(Beginning of RECORDS TO USE)

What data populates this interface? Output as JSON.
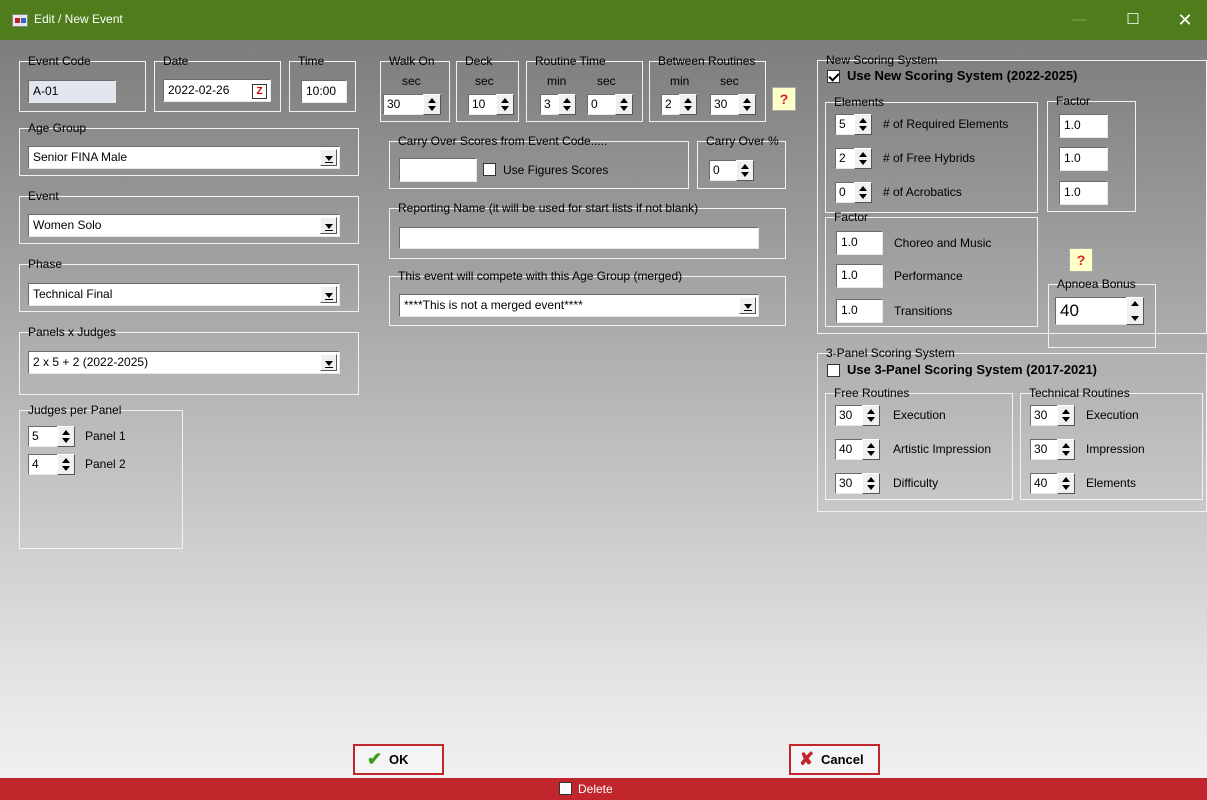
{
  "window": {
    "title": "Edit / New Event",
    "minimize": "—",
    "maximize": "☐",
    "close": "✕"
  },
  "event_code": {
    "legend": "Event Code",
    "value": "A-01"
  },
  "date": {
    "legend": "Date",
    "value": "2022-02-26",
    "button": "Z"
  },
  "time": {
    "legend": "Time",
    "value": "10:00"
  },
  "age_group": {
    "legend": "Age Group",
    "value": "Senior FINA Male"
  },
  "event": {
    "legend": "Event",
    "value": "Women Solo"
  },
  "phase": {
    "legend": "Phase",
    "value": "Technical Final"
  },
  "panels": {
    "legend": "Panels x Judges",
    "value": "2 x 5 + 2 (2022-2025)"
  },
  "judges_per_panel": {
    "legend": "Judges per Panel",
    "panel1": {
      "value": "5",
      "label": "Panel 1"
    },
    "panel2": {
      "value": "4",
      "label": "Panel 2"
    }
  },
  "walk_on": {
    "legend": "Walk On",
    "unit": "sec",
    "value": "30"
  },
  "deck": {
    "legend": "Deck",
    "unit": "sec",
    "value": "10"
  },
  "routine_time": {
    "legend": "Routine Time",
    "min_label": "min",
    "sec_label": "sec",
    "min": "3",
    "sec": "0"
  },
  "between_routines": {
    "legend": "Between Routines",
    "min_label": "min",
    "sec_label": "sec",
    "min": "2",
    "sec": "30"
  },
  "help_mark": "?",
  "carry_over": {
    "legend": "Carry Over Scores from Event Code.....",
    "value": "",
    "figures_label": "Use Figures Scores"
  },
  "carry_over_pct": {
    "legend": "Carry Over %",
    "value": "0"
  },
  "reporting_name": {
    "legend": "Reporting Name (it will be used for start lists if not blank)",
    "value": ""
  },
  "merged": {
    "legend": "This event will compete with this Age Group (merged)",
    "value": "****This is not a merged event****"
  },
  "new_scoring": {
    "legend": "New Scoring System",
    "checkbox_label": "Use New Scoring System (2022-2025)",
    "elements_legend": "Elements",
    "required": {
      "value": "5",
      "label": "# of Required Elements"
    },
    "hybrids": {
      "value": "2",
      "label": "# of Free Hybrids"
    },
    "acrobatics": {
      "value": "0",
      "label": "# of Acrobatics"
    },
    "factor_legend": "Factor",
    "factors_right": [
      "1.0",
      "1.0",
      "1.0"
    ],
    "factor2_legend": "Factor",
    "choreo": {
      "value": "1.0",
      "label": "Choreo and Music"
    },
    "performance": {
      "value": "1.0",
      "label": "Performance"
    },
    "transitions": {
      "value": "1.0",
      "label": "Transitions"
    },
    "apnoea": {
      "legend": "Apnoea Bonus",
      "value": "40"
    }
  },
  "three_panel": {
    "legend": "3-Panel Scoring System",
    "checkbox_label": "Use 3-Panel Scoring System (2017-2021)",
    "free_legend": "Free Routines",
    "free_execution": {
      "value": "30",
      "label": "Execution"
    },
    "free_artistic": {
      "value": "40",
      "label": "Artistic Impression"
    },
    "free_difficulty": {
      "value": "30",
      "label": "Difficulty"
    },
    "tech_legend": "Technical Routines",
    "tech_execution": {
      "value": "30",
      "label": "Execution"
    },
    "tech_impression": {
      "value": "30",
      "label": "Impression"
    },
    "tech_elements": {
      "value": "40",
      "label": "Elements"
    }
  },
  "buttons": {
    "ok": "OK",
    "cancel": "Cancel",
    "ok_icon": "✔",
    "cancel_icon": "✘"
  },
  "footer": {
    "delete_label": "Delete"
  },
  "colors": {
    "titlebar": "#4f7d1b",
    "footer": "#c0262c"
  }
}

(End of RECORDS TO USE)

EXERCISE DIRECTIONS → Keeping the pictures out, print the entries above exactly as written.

WRITTEN SOLUTION →
What data populates this interface? Output as JSON.
{
  "window": {
    "title": "Edit / New Event",
    "minimize": "—",
    "maximize": "☐",
    "close": "✕"
  },
  "event_code": {
    "legend": "Event Code",
    "value": "A-01"
  },
  "date": {
    "legend": "Date",
    "value": "2022-02-26",
    "button": "Z"
  },
  "time": {
    "legend": "Time",
    "value": "10:00"
  },
  "age_group": {
    "legend": "Age Group",
    "value": "Senior FINA Male"
  },
  "event": {
    "legend": "Event",
    "value": "Women Solo"
  },
  "phase": {
    "legend": "Phase",
    "value": "Technical Final"
  },
  "panels": {
    "legend": "Panels x Judges",
    "value": "2 x 5 + 2 (2022-2025)"
  },
  "judges_per_panel": {
    "legend": "Judges per Panel",
    "panel1": {
      "value": "5",
      "label": "Panel 1"
    },
    "panel2": {
      "value": "4",
      "label": "Panel 2"
    }
  },
  "walk_on": {
    "legend": "Walk On",
    "unit": "sec",
    "value": "30"
  },
  "deck": {
    "legend": "Deck",
    "unit": "sec",
    "value": "10"
  },
  "routine_time": {
    "legend": "Routine Time",
    "min_label": "min",
    "sec_label": "sec",
    "min": "3",
    "sec": "0"
  },
  "between_routines": {
    "legend": "Between Routines",
    "min_label": "min",
    "sec_label": "sec",
    "min": "2",
    "sec": "30"
  },
  "help_mark": "?",
  "carry_over": {
    "legend": "Carry Over Scores from Event Code.....",
    "value": "",
    "figures_label": "Use Figures Scores"
  },
  "carry_over_pct": {
    "legend": "Carry Over %",
    "value": "0"
  },
  "reporting_name": {
    "legend": "Reporting Name (it will be used for start lists if not blank)",
    "value": ""
  },
  "merged": {
    "legend": "This event will compete with this Age Group (merged)",
    "value": "****This is not a merged event****"
  },
  "new_scoring": {
    "legend": "New Scoring System",
    "checkbox_label": "Use New Scoring System (2022-2025)",
    "elements_legend": "Elements",
    "required": {
      "value": "5",
      "label": "# of Required Elements"
    },
    "hybrids": {
      "value": "2",
      "label": "# of Free Hybrids"
    },
    "acrobatics": {
      "value": "0",
      "label": "# of Acrobatics"
    },
    "factor_legend": "Factor",
    "factors_right": [
      "1.0",
      "1.0",
      "1.0"
    ],
    "factor2_legend": "Factor",
    "choreo": {
      "value": "1.0",
      "label": "Choreo and Music"
    },
    "performance": {
      "value": "1.0",
      "label": "Performance"
    },
    "transitions": {
      "value": "1.0",
      "label": "Transitions"
    },
    "apnoea": {
      "legend": "Apnoea Bonus",
      "value": "40"
    }
  },
  "three_panel": {
    "legend": "3-Panel Scoring System",
    "checkbox_label": "Use 3-Panel Scoring System (2017-2021)",
    "free_legend": "Free Routines",
    "free_execution": {
      "value": "30",
      "label": "Execution"
    },
    "free_artistic": {
      "value": "40",
      "label": "Artistic Impression"
    },
    "free_difficulty": {
      "value": "30",
      "label": "Difficulty"
    },
    "tech_legend": "Technical Routines",
    "tech_execution": {
      "value": "30",
      "label": "Execution"
    },
    "tech_impression": {
      "value": "30",
      "label": "Impression"
    },
    "tech_elements": {
      "value": "40",
      "label": "Elements"
    }
  },
  "buttons": {
    "ok": "OK",
    "cancel": "Cancel",
    "ok_icon": "✔",
    "cancel_icon": "✘"
  },
  "footer": {
    "delete_label": "Delete"
  },
  "colors": {
    "titlebar": "#4f7d1b",
    "footer": "#c0262c"
  }
}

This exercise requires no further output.